Soon, Howard County teachers may no longer be able to hid in janitors' closets or faculty lounges to get their nicotine fix, and parents may not be able to light up in the stands during athletic games.
The school board is considering a proposal that would ban smoking and the sale of tobacco products anywhere on school grounds. School employees who are caught smoking would be required to meet with their supervisor to review the policy and could be referred to smoking-cessation classes.
Die-hard smokers are fuming.
"I don't want to be overly dramatic, but it becomes sort of like the witch hunt of the '90s," said Geri Willis, media specialist at Wilde Lake High School. "Since they can't solve the rest of the problems in society, they can get rid of smokers."
The proposal also has raised concerns in the teachers union, which is afraid that the school system will not provide enough support for smokers who want to quit. Union officials plan to testify at the board's public hearing June 10, offering suggestions on implementing programs.
"Smoking is certainly a habit, and people are addicted to tobacco," said James Swab, president of the Howard County Education Association. "I would hope the board would do everything possible to assist employees to kick the habit."
The proposal, which would take effect next school year, extends to groups that rent rooms in schools or people who visit the school. First-time violators would be issued a verbal warning. They will be asked to leave the premises if they continue, and they will be given a no-trespass letter on the third offense.
"Our whole objective is to provide an environment that is conducive to learning," said Reva Bryant, the schools' director of human resources, citing the hazards of second-hand smoke. "We think this is one way to ensure the safety of our employees and our children."
The proposal comes on the heels of the state Board of Education's decision last year to ban smoking in school buildings 24 hours a day and on school property during school hours. Each county was allowed to define "school hours," and Howard construed that as meaning any time, Ms. Bryant said.
The school board will vote on the matter June 24.
"There have been many times when I'm in schools -- particularly high schools -- and I go into the bathroom, and the smoke just chokes you," said Susan Cook, board vice chairwoman. "It's just awful. There are so many of our students who do not smoke, and they may have the same reaction as I have."

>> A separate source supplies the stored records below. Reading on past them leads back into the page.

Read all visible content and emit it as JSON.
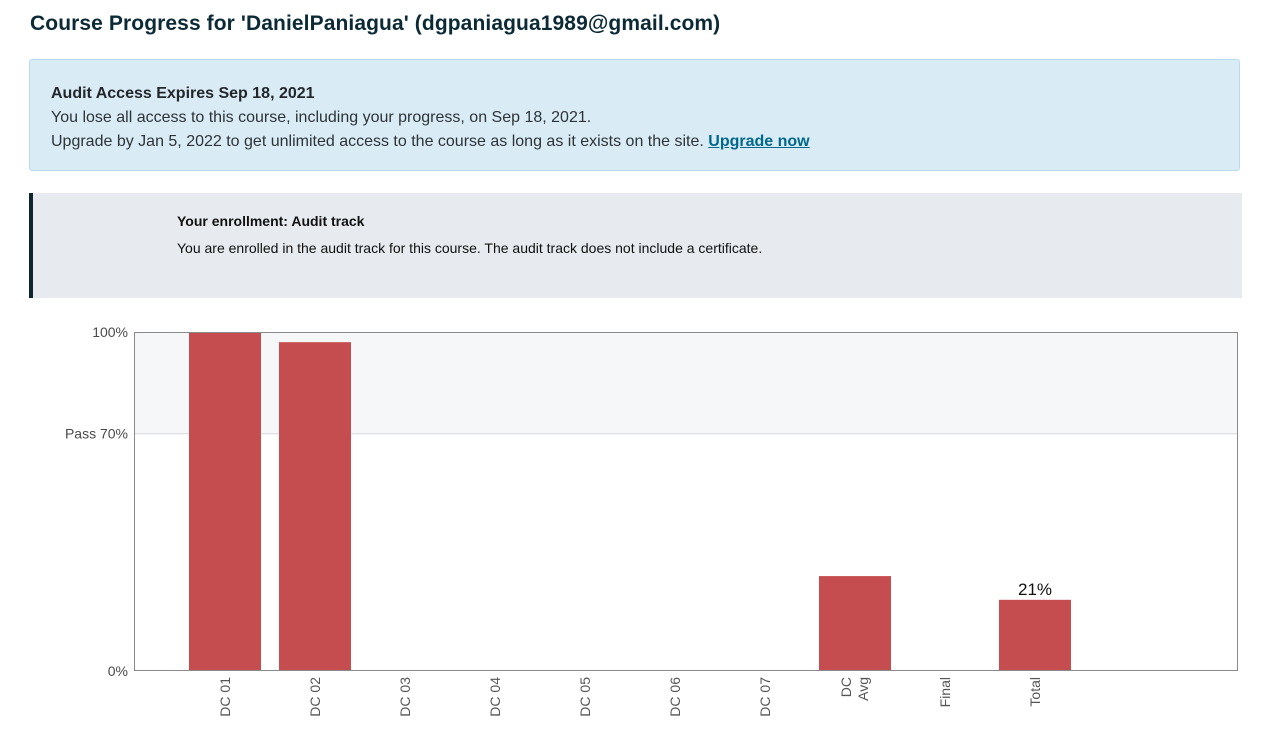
{
  "page": {
    "title": "Course Progress for 'DanielPaniagua' (dgpaniagua1989@gmail.com)"
  },
  "audit_banner": {
    "title": "Audit Access Expires Sep 18, 2021",
    "line1": "You lose all access to this course, including your progress, on Sep 18, 2021.",
    "line2": "Upgrade by Jan 5, 2022 to get unlimited access to the course as long as it exists on the site.",
    "upgrade_link": "Upgrade now"
  },
  "enrollment": {
    "title": "Your enrollment: Audit track",
    "message": "You are enrolled in the audit track for this course. The audit track does not include a certificate."
  },
  "colors": {
    "bar": "#c64d4f",
    "pass_band": "#f6f7f9",
    "axis": "#8a8a8a",
    "link": "#00688d"
  },
  "chart_data": {
    "type": "bar",
    "categories": [
      "DC 01",
      "DC 02",
      "DC 03",
      "DC 04",
      "DC 05",
      "DC 06",
      "DC 07",
      "DC Avg",
      "Final",
      "Total"
    ],
    "values": [
      100,
      97,
      0,
      0,
      0,
      0,
      0,
      28,
      0,
      21
    ],
    "data_labels": [
      "",
      "",
      "",
      "",
      "",
      "",
      "",
      "",
      "",
      "21%"
    ],
    "y_ticks": [
      {
        "value": 100,
        "label": "100%"
      },
      {
        "value": 70,
        "label": "Pass 70%"
      },
      {
        "value": 0,
        "label": "0%"
      }
    ],
    "pass_threshold": 70,
    "ylim": [
      0,
      100
    ],
    "title": "",
    "xlabel": "",
    "ylabel": ""
  }
}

A smoking ban would be tough on teachers, but smoking isn't good for them anyway, Ms. Cook said.
Ms. Willis predicts that imposing a ban would cause smoking teachers to put in less time on the job, because they'd have to leave school property to light up. "Smoking is considered the worst offense that anyone can do, including drinking and drugs," she said. "Smokers think nonsmokers have over-reacted."
"Nonsmokers don't have any bans on them," said a 20-year smoker and teacher at Worthington Elementary School who didn't want to be identified. "Why should we have them? It's like all of a sudden, we have a plague and we have to be put in separate places. It's like gays in the military -- like they've never been there before."

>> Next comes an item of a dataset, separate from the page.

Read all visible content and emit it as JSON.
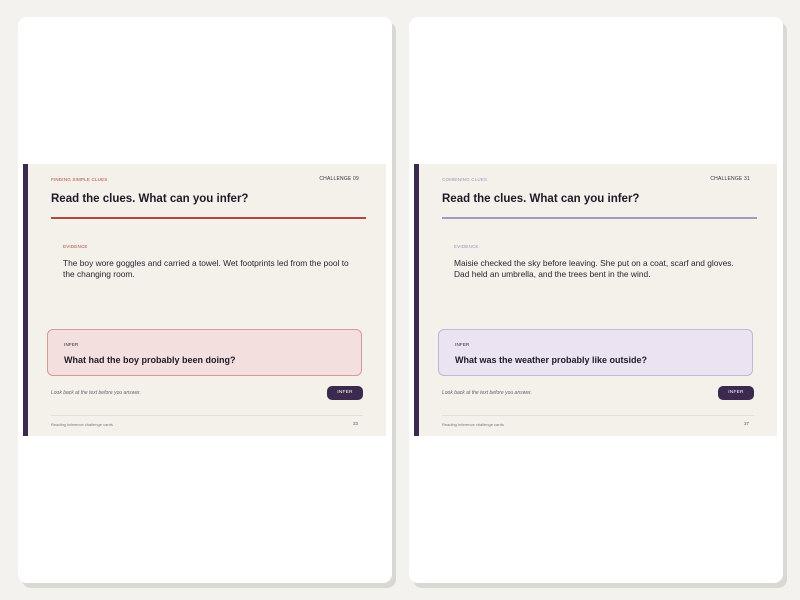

Schools aren't the only places to go smoke-free. The Mall in Columbia recently banned smoking -- to much uproar -- and County Councilman C. Vernon Gray proposed a bill last month that would require restaurants seating 50 or more people to provide a nonsmoking area for at least 75 percent of the restaurant. The current law has no percentage requirement and only applies to restaurants seating 75 people or more.
Although students haven't been allowed to smoke on school property for years, some are nonetheless upset at the proposed ban.
"Once you turn 18, if you want to smoke, it's your life, it's your lungs," said Howard Gross, an 18-year-old Mount Hebron High School student. "If you're old enough to be drafted, if you're old enough to vote, you're old enough to decide to smoke."
Some teachers say the smoking ban may help them kick the habit. "I've been beating back and forth in my mind anyway [to quit]," said Mac Green, a history teacher at Howard High School who sneaks in a few smokes during school hours.
"It may well encourage me to make it a permanent thing," he
said. "As far as the inveterate smoker is concerned, I don't think it will convince them to stop."
Now, teachers go to their cars and drive around the neighborhood to smoke during their free time, Mr. Green says.
Others say they understand what the school system is trying to achieve and will comply. "At first, I thought it was discrimination in a way," said Debbie Hartsell, teacher's secretary at Forest Ridge Elementary School in Laurel who smokes once or twice during school hours.
"But you have to think of the children, and that's why they're doing this," she said. "If a child is allergic to smoke, even though I'm not smoking in the office, the smoke may be on me and he could have a reaction to it."